"The code developments will be largely done at Berkeley with contributions from Lawrence Livermore National Laboratory", stated Cho-Kuen Ng, head of the Computational Electrodynamics Department in SLAC's Technology Innovation Directorate. "SLAC has decades of experience with high-performance computing in the simulation of accelerators, and we'll contribute, among other activities, by helping optimize the new code and making sure it runs fast and efficiently."

Mark Hogan, who leads SLAC's plasma acceleration efforts, stated: "The approaches at SLAC and Berkeley of creating plasma waves are quite different.
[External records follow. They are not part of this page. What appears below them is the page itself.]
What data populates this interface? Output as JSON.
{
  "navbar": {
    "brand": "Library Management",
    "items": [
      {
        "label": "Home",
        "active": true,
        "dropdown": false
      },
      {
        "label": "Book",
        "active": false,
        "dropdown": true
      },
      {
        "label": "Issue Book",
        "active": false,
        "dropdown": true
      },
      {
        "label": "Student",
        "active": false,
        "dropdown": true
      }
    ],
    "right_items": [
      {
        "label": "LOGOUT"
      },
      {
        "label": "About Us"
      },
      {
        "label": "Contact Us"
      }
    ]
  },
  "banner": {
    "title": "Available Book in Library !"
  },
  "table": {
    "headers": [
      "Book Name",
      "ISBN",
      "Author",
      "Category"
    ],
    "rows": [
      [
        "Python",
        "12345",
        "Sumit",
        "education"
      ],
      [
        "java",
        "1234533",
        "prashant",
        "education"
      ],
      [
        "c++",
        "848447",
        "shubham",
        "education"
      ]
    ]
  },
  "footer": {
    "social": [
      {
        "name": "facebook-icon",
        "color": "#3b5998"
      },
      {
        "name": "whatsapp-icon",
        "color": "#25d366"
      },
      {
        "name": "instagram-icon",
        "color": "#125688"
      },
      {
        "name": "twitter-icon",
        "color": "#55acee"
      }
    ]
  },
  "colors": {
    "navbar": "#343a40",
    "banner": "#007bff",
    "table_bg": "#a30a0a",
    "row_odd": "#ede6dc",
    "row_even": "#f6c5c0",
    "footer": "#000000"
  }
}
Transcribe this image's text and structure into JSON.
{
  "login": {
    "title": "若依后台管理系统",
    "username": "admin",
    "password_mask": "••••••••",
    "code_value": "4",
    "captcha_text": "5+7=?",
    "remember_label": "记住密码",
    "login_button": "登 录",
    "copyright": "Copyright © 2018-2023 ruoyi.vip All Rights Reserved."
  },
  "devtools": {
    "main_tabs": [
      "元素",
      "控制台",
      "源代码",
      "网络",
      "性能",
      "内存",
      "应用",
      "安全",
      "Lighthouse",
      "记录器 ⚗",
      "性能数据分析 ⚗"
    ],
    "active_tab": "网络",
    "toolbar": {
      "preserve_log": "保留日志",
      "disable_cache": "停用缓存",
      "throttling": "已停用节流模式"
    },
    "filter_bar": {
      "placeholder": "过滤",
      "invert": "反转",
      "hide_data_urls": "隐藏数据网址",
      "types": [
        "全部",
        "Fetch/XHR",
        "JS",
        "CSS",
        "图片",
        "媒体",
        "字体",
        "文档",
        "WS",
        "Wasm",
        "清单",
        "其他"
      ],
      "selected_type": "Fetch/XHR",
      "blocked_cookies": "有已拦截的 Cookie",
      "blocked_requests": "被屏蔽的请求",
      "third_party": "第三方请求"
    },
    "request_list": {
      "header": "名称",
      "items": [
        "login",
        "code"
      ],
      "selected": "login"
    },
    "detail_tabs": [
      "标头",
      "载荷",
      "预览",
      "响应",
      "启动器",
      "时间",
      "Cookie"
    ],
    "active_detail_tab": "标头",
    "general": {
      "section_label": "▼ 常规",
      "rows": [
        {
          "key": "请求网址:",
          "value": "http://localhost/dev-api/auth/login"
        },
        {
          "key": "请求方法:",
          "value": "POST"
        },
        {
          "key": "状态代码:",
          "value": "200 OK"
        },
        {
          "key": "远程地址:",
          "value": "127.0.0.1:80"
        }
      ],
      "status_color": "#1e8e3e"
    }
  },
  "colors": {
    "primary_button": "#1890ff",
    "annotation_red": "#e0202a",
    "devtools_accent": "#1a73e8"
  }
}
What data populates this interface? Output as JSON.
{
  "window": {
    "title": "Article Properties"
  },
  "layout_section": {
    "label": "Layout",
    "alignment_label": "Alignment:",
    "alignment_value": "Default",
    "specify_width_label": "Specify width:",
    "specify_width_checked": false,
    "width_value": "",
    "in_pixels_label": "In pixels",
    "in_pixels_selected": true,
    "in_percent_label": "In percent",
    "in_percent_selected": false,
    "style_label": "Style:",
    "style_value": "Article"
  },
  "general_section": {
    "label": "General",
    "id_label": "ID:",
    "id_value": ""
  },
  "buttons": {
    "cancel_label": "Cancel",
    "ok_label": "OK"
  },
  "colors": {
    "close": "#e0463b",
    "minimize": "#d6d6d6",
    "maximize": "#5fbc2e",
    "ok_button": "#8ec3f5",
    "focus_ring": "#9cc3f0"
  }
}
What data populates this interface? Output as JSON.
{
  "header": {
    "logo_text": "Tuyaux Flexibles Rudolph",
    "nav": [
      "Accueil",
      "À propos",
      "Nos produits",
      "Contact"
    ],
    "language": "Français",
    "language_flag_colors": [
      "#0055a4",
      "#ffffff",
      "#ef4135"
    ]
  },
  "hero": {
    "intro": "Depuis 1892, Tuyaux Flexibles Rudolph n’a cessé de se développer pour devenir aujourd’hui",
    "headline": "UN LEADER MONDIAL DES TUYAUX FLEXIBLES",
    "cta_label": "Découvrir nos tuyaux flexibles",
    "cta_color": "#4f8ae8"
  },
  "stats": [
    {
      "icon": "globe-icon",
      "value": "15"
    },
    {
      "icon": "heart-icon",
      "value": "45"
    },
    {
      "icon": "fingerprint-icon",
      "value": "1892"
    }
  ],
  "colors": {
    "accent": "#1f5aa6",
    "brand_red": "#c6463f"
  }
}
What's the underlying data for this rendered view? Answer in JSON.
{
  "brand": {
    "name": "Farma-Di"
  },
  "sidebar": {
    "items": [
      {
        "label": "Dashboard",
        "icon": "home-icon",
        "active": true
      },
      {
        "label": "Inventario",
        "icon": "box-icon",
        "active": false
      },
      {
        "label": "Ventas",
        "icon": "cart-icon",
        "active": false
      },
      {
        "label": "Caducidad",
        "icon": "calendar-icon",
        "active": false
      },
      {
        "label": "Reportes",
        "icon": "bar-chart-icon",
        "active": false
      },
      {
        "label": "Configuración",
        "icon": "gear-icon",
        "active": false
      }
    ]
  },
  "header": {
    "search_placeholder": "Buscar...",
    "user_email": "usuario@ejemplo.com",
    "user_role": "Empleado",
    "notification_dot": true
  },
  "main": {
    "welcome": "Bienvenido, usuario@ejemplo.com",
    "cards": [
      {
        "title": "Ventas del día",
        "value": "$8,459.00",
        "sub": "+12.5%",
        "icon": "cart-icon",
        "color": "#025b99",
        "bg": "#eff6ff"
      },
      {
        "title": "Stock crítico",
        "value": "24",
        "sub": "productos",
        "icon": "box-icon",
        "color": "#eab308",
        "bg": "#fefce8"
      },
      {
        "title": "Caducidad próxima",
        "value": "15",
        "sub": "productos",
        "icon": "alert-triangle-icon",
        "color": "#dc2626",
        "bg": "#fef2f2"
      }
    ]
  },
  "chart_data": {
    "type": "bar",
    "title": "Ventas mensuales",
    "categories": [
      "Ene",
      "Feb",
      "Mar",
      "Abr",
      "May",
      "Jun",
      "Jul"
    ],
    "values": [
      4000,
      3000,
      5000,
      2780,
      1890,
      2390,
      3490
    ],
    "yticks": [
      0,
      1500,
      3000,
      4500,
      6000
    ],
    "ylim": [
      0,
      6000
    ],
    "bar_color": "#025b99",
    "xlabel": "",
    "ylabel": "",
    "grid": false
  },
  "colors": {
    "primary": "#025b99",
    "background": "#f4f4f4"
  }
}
Our lab's role in this project is also to ensure that Berkeley's codes will be applicable to particle-driven plasma accelerators - a technology that we'll continue to develop at FACET-II."
Source: SLAC National Accelerator Laboratory

Back to Table of contents

Primeur weekly 2016-11-07

Focus

EGI to finalize service catalogue and ISO certification ...

Exascale supercomputing

SLAC and Berkeley Lab researchers prepare for scientific computing on the exascale ...

Quantum computing

Researchers nearly reached quantum limit with nanodrums ...

Focus on Europe

New approach for ARM-based technology to halve the cost of powering data centres ...

PRACE to award contracts in third and final phase of Pre-Commercial Procurement (PCP) ...

PRACE welcomes new Managing Director Serge Bogaerts ...

PRACE 2016 Digest Special Edition on Industry is out ...

Supercomputer comes up with a profile of dark matter ...

Middleware

Bright Computing supplies Bright OpenStack to Stony Brook University ...

DDN Annual High Performance Computing Trends survey reveals rising deployment of flash tiers and private/hybrid Clouds versus public for HPC ...

With Corral 3, TACC provides a more unified data structure and increased space ...

Hardware

Mellanox launches open source software initiative for routers, load balancers, and firewalls ...

Mellanox Multi-Host technology reshapes data centre economics ...

Cray awarded $26 million contract from the Department of Defense High Performance Computing Modernization Programme ...

Hewlett Packard Enterprise completes acquisition of SGI ...

Centre for Modelling & Simulation in Bristol launches new supercomputer ...

Baylor University selects Cray CS400 cluster supercomputer to power innovative research ...

SGI awarded $27 million systems contract with the Army Research Laboratory Defense Supercomputing Resource Center ...

Applications

XSEDE spins off annual conference to unite research computing community ...

Researchers at UCSB explore the delicate balance between coherence and control with a simple but complete platform for quantum processing ...

Cosmic connection: KITP's Greg Huber worked with nuclear physicists to confirm a structural similarity found in both human cells and neutron stars ...

New technique for creating NV-doped nanodiamonds may be boost for quantum computing ...

New bacteria groups, and stunning diversity, discovered underground ...

The Cloud

IBM drives Cloud storage with new all-flash and software defined solutions ...

Capital markets firms continue to invest in hardware for compute Grids alongside growing Cloud adoption, according to TABB Group Research ...